• _What the exercise asks_
Every entry must be set down exactly in the answer; no pictures should appear.

++++

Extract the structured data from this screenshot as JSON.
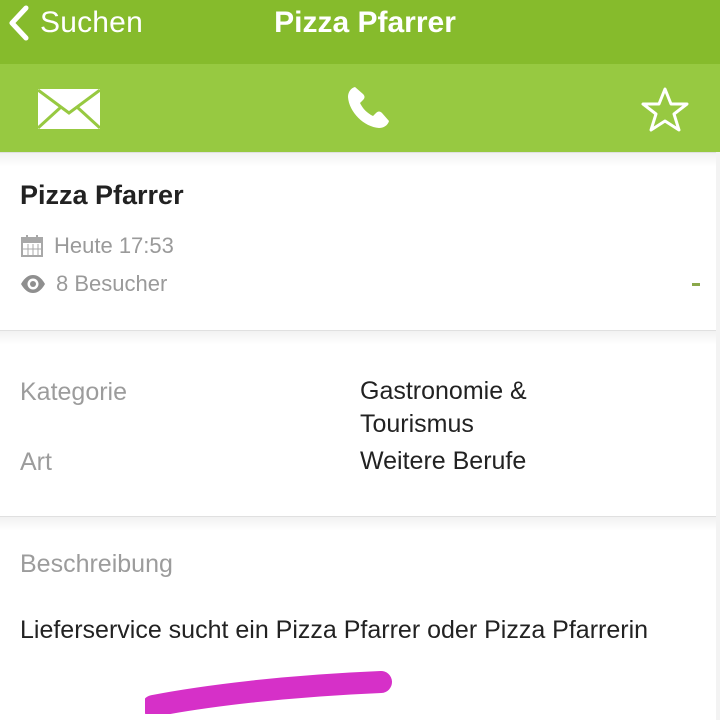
{
  "nav": {
    "back_label": "Suchen",
    "title": "Pizza Pfarrer",
    "back_icon": "chevron-left-icon"
  },
  "actions": {
    "mail_icon": "mail-icon",
    "phone_icon": "phone-icon",
    "favorite_icon": "star-icon"
  },
  "listing": {
    "title": "Pizza Pfarrer",
    "date": "Heute 17:53",
    "visitors": "8 Besucher"
  },
  "details": {
    "category_label": "Kategorie",
    "category_value_line1": "Gastronomie &",
    "category_value_line2": "Tourismus",
    "type_label": "Art",
    "type_value": "Weitere Berufe"
  },
  "description": {
    "label": "Beschreibung",
    "text": "Lieferservice sucht ein Pizza Pfarrer oder Pizza Pfarrerin"
  },
  "colors": {
    "navbar": "#86bb2c",
    "actionbar": "#97c941",
    "highlight_marker": "#d630c8"
  }
}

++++

• _Result of the exercise_
Extract the structured data from this screenshot as JSON.
{
  "nav": {
    "back_label": "Suchen",
    "title": "Pizza Pfarrer",
    "back_icon": "chevron-left-icon"
  },
  "actions": {
    "mail_icon": "mail-icon",
    "phone_icon": "phone-icon",
    "favorite_icon": "star-icon"
  },
  "listing": {
    "title": "Pizza Pfarrer",
    "date": "Heute 17:53",
    "visitors": "8 Besucher"
  },
  "details": {
    "category_label": "Kategorie",
    "category_value_line1": "Gastronomie &",
    "category_value_line2": "Tourismus",
    "type_label": "Art",
    "type_value": "Weitere Berufe"
  },
  "description": {
    "label": "Beschreibung",
    "text": "Lieferservice sucht ein Pizza Pfarrer oder Pizza Pfarrerin"
  },
  "colors": {
    "navbar": "#86bb2c",
    "actionbar": "#97c941",
    "highlight_marker": "#d630c8"
  }
}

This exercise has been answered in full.